Remember that radical socialist you always hear conservatives complaining about in the news? That tyrannical despot hell-bent on political reform and the redistribution of wealth amongst the masses?

He died on Tuesday in Caracas, Venezuela.

Hugo Chavez was 58 and suffered greatly during his long battle with cancer. His death cut short the fourth term of his presidency, leaving the historically tumultuous South American nation under an ominous cloud of uncertainty. Yet, while the future for Venezuela remains unclear, the legacy of its deceased leader is already being celebrated — and condemned — worldwide.

Chavez was elected president of Venezuela in 1998, just six years after staging an unsuccessful coup against the presiding government. In keeping with his revolutionary roots, Chavez proceeded to enact some of the most radical social and political reforms in his nation’s history.

Revising the nation’s constitution via a public referendum, he curtailed the legislature by passing laws directly. He imposed stringent regulations on businesses and tampered with economic variables. He was a hard-line socialist who championed the poor and eliminated much of the nation’s private sector competition.

Wait a minute …

During the course of his presidency, he facilitated a tight consolidation of executive power. He enacted a number of socialist policies, including funding for the nation’s public healthcare system. He practiced censorship and held a favorable bias in the national media. He was arrogant, brash and unapologetic.

Whoa, whoa, whoa — hang on a second. Haven’t we heard this all before? Isn’t this all exactly the way the far right describes our nation’s 44th president?

In fact, the deeper I dig through the growing mountain of Chavez editorials, combing through his political history and the records of his public policy, the less I’m able to distinguish between the charismatic South American dictator and the man so many of this nation’s conservatives believe our president to be.

Maybe I’m going mad, but the likeness seems too uncanny. Tyrant? Check. Socialist? Check. Not born in the U.S.? Check. It’s impossible to talk about one without thinking about the other.

Then again, I’ve never actually seen the Barack Obama people like former Congressman Joe Walsh and pundit Bill O’Reilly claim to have seen. Their reports of a renegade president on a runaway executive power trip are as mysterious and dubious to me as reports of a sasquatch terrorizing transients in the Rockies. I’ve gone looking for him, just like those guys on Animal Planet, but all I ever turn up is a half-Kenyan democrat with big ears and a handsome smile.

No tyrant, despot or demagogue. No conniving politician with an Orwellian agenda for social reconstruction. Those o the right might shudder to hear it, but I actually kind of like that guy in the Oval Office. Which begs the looming and imminent question: How can we be looking at the same guy?

Well, maybe we aren’t. Maybe the men who share so much in common — executive supremacy, fiscal impudence, an iron-fisted socialist agenda — are actually one and the same. Like the end of a good Agatha Christie novel, I think I’ve finally pinned down the culprit:

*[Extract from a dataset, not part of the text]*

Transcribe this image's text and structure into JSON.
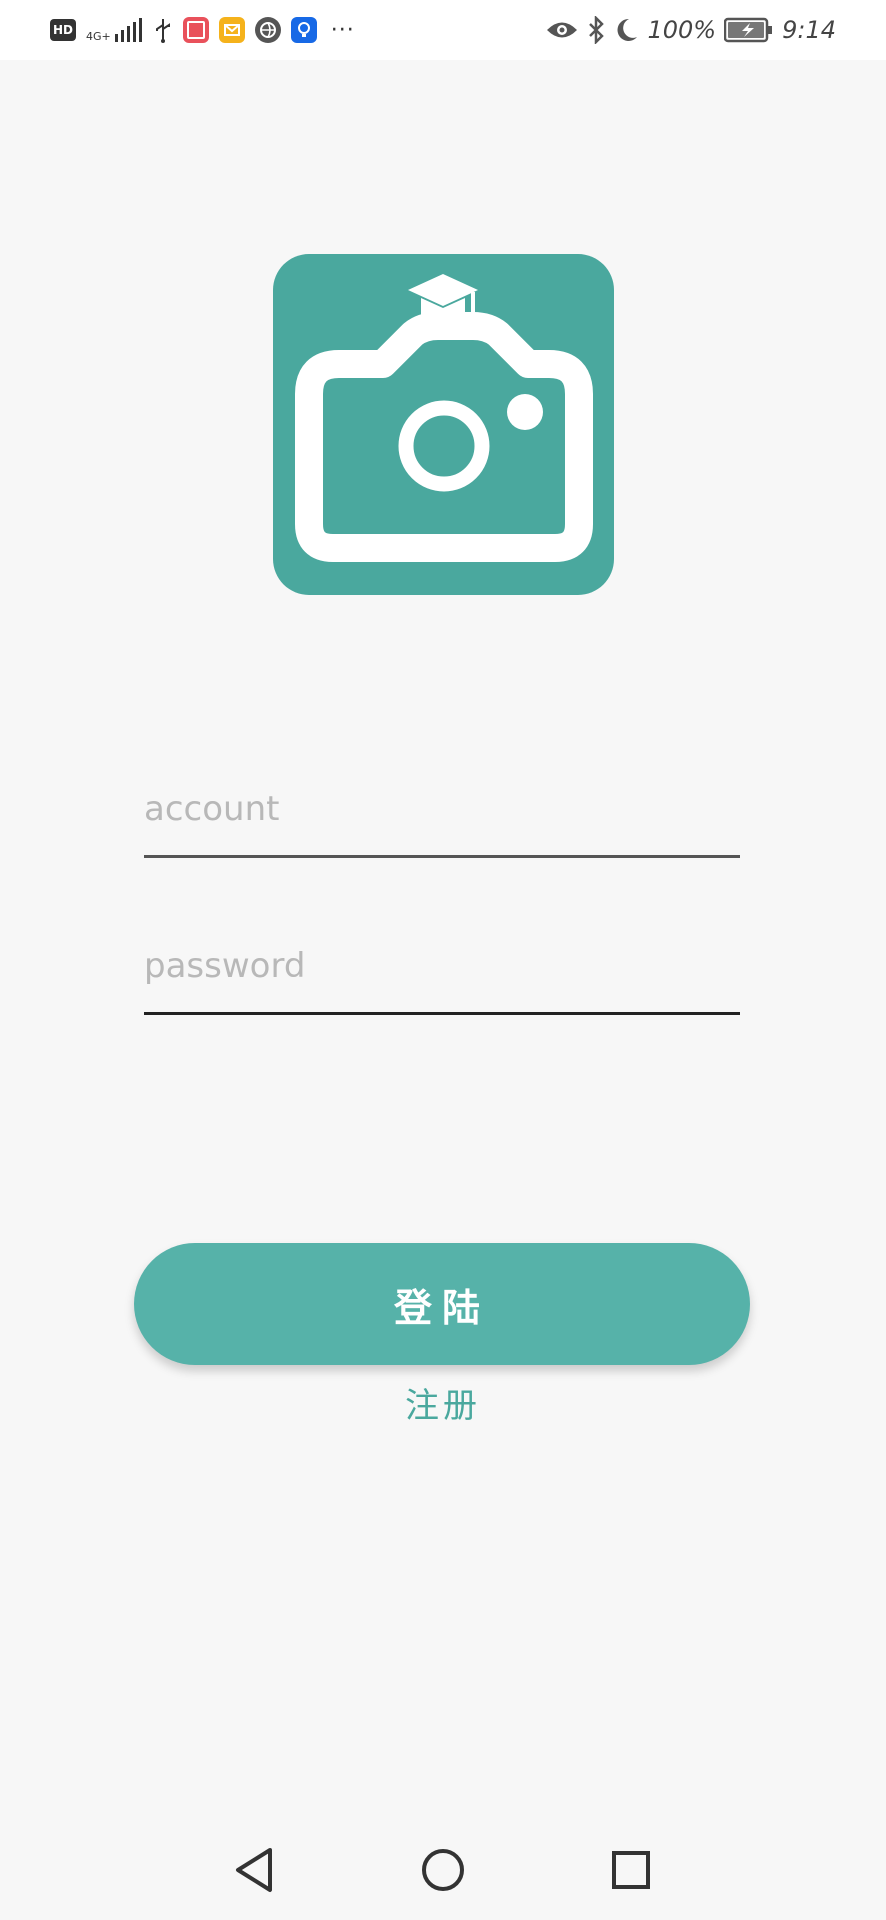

The man conservatives thought was Barack Obama was actually Hugo Chavez.

Ridiculous, you say? Impossible? I share in at least some part of your doubt. But what other explanation solves the mystery? How else can you account for the purported existence of a presidential power-monger with complete disregard for the separation of powers — something so clearly nonexistent in our society?

There is one other explanation. It’s possible that conservatives are simply so far off the mark that they’ve succeeded in creating a fictional archetype that, while completely unfounded in our democratic society, coincides with certain preexisting third-world demagogues. It’s possible that, motivated by racism and the primal fear of heterogeneity, right-wing politicians have blatantly lied about the severity of the President’s policies and his “abuse” of executive power. It’s possible, I suppose, that Republicans who call the President a “tyrant” for his stance on gun control or a “socialist” for his position on health care are drastically out of touch with reality and certifiably full of shit.

Possible, but highly unlikely. What’s far more likely is that this was all just one big misunderstanding. Hugo Chavez was the accidental scapegoat for our nation’s social and economic woes. That villainous version of Barack Obama decried daily on Fox News was actually real — in a developing nation south of the Caribbean. It’s an embarrassing mistake, but what can we say? It’s not the first time a group of old, angry white men have confused two men of color.

Now that Chavez is dead, it stands to reason that the confusion will also end. I look forward to the right’s acknowledgement of their mistake, and the new era of moderate and reasonable discourse this momentous event will usher in.

Hey … What? Why’s everybody so quiet?

Mark Strong’s name is popping up on government lists everywhere.

Views expressed on the Opinion page do not necessarily reflect those of the Daily Nexus or UCSB. Opinions are submitted primarily by students.

A version of this article appeared on page 12 of the March 7, 2013 print edition of the Daily Nexus.